These are the ones you need to know about.
One billion dollars is a lot of money. So much, in fact, that your odds of winning an Oscar are greater than your odds of becoming a billionaire.
However, just because you may never acquire the kind of wealth that Bill Gates, Steve Jobs, and Warren Buffet have, doesn’t mean there aren’t valuable lessons to be obtained from these kinds of individuals. In reality, learning from the most skilled people in any field of work is one of the absolute best ways to find greater success in your own life.
I studied electrical and computer engineering in college because I have always loved technology, innovation, and creative problem solving. I regularly read up on the latest and greatest new products from companies like Tesla and Microsoft, and their CEOs just so happen to be two incredibly well-known billionaires.
Interestingly enough, there are a few key traits that separate the billionaires from the rest of the world, including the millionaires, which places them in the top 0.0002 percent of the planet’s population.
While I don’t expect that I will ever become a billionaire, I have tried to apply some of their key habits to my own life to build up my savings, and I think they are worth sharing. The following are three traits that separate the billionaires from everyone else in the world, including the millionaires.
1. They aren’t afraid to do this.
Most people who have reached billionaire status haven’t done so without taking some pretty big risks.
Warren Buffet played the stock market. Elon Musk invested his PayPal earnings into Tesla and SpaceX. These were huge risks that ultimately paid off.
The truth is, if you never take risks in life, you could miss out on a lot of great opportunities, especially in the financial world.
As a constant worrier, this billionaire trait has been one of the hardest for me to adopt. However, I have made a goal for 2021 to get my feet wet with investing. I plan to do so at a small scale since I have very little experience investing in stocks, but it will still give me some experience when I finally do decide to take the plunge and invest
The main takeaway here is that taking risks is necessary to make financial gains, and billionaires have shown us that big risks truly can lead to big rewards.
2. They don’t climb the corporate ladder.
When I was nearing the end of college, I was torn on what to do next.
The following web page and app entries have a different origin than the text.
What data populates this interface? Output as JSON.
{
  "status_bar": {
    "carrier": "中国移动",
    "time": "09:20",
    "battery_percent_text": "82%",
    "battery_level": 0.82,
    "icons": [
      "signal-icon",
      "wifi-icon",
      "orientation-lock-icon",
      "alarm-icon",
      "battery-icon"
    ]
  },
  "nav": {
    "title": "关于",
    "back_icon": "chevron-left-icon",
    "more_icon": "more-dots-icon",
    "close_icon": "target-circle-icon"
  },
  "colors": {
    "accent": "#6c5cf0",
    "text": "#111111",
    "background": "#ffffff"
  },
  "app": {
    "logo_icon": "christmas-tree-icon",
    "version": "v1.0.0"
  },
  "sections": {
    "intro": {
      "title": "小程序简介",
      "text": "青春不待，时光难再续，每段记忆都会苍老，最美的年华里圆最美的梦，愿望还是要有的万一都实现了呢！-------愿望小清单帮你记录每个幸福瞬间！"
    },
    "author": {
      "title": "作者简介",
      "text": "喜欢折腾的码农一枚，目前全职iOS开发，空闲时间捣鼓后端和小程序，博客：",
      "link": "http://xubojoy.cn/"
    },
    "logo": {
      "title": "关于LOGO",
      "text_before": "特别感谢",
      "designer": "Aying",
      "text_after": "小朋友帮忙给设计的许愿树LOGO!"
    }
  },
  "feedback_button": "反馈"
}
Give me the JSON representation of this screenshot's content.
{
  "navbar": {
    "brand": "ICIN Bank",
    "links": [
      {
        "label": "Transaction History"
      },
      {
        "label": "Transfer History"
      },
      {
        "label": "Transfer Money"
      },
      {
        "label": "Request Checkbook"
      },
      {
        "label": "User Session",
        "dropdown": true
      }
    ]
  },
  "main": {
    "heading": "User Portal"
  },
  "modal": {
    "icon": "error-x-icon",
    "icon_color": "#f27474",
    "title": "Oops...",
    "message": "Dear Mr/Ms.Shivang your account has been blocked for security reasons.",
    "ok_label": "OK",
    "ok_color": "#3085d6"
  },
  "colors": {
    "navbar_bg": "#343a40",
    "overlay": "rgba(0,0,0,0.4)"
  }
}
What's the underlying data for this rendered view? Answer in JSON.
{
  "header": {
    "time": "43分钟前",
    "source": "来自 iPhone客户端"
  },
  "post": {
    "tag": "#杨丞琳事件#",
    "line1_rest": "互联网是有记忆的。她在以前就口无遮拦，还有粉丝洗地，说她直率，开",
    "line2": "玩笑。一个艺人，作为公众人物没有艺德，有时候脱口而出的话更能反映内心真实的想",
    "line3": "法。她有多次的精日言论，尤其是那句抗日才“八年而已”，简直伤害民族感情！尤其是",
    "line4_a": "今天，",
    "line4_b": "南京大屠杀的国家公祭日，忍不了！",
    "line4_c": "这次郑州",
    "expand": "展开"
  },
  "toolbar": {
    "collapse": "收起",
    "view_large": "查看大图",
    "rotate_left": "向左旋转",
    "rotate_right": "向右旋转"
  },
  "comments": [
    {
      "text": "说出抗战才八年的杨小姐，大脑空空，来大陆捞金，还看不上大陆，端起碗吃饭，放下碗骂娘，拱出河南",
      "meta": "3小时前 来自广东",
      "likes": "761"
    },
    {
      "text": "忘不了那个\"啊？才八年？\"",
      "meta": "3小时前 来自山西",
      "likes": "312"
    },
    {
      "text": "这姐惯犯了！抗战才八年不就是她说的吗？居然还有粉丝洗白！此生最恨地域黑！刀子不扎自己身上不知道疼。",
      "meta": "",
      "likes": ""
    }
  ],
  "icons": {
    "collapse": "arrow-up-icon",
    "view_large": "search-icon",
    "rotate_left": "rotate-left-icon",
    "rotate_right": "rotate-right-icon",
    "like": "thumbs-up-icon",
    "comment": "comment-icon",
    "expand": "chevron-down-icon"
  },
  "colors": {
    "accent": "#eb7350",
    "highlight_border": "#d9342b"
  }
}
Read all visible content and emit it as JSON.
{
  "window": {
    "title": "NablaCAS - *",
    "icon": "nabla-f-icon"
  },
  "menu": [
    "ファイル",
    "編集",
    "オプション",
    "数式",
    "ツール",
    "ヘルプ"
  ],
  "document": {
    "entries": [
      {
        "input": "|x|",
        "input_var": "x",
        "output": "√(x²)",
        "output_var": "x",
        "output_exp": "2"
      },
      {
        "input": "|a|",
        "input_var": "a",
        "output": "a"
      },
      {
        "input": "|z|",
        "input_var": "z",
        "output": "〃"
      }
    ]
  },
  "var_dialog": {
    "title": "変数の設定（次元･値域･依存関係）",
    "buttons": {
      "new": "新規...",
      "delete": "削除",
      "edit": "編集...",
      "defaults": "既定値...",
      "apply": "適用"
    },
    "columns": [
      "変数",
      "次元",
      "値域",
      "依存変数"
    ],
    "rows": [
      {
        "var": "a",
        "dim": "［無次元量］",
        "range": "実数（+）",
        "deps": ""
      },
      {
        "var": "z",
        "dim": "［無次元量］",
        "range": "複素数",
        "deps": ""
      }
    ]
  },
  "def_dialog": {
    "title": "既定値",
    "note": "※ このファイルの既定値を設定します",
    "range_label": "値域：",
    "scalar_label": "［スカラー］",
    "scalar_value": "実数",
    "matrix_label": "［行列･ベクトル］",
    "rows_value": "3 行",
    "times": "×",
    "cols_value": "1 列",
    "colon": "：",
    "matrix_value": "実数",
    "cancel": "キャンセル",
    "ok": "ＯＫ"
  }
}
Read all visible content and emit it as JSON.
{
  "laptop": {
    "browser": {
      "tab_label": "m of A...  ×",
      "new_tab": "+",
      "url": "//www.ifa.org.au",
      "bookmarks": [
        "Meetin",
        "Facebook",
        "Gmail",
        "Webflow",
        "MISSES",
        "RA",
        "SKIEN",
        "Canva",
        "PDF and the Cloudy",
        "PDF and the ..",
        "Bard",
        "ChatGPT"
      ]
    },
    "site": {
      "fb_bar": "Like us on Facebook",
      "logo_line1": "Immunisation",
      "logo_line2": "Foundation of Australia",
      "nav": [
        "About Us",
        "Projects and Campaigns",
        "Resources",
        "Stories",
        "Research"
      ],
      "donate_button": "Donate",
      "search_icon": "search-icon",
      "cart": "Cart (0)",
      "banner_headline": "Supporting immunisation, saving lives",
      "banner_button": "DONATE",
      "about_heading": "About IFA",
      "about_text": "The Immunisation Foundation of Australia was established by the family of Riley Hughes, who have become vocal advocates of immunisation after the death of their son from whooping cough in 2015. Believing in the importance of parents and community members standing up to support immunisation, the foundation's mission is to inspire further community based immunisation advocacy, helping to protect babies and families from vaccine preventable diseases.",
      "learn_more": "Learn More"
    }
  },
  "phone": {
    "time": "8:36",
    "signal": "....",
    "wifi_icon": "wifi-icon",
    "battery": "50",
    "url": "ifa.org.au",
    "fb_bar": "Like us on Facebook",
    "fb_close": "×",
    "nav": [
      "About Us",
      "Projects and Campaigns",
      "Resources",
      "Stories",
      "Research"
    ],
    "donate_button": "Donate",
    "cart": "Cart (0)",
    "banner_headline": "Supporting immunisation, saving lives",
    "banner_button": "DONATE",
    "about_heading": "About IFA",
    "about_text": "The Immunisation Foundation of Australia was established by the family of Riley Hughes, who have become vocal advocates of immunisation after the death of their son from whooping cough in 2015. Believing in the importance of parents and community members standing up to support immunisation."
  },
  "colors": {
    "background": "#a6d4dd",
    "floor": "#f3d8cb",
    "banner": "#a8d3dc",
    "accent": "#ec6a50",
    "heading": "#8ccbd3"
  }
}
I had some job interviews lined up in my field of study, and I did pursue a few to keep my options open.
However, I couldn’t shake the feeling that it just wasn’t the right path for me at this time. Maybe it had something to do with the fact that both my parents work from home and my father has been self employed for almost twenty years. I have seen first hand some of the perks of working remotely, building your own brand, and being your own boss.
Ultimately, I decided to take a leap of faith and pursue freelance writing and online re-selling, and it has made me happier than I ever could have imagined.
As it turns out, the billionaires of the world also build their own brands. Bill Gates, whose net worth is estimated at $107 billion, founded Microsoft. Brian Chesky, who co-founded Airbnb, has a net worth of about $3.7 billion. On the other hand, Tim Cook, who runs a tech company worth almost $1 trillion (Apple), is worth far less, at around $625 million.
The point is, those who make it to billionaire status don’t do so by working for someone else’s large corporation. Instead, they create their own company with innovative products that fill a gap in society.
I have applied this strategy to my own life through building my online business and establishing my brand, and you can do the same. It doesn’t even have to be your main source of income. My freelance writing started off as a small side hustle, and grew from there. The key takeaway here is to find your passion, and make time to pursue it.
3. They are shockingly frugal.
This one surprised even me. After all, billionaires have more money than they could ever possibly spend.
However, many of them are actually known for being frugal, because they share the following key trait:
“They get pleasure making money, but don’t enjoy spending it…Take for example, Warren Buffett, the fourth-richest person in the world with a net worth of around $87.3 billion. Despite his massive wealth, the 88-year-old still lives in the same modest Omaha house he purchased in 1958 for $31,500 (which is around $277,000 in today’s dollars).”
Now, to the average person, $277,000 dollars is a lot of money. For a billionaire, it is essentially pennies. So, it appears that some of the wealthiest people truly are quite frugal with their money.
In recent years, I have tried to adopt the same habit, and minimize my own spending as much as possible. I know the rush that I get purchasing a pair of jeans I don’t need or new shoes that I will hardly wear won’t last, and that money would be better off saved or invested for future returns.
The takeaway here is to be frugal with your money. Fancy cars and designer clothes will depreciate over time, but long term investments have the potential to grow your wealth immensely. Plus, you never know when an emergency could pop up, and you will be glad to have extra cash saved up when it does.
While most of us will never reach it to billionaire status, we can learn a thing or two from people like Bill Gates and Warren Buffet.
My ultimate goal is to achieve financial security so that I can live a comfortable life and not have to worry about making enough money to pay for rent, groceries, utilities, and other necessities.
If you work hard, take calculated risks, devote time to building your own brand in some capacity, and are frugal with your money, success will eventually find you.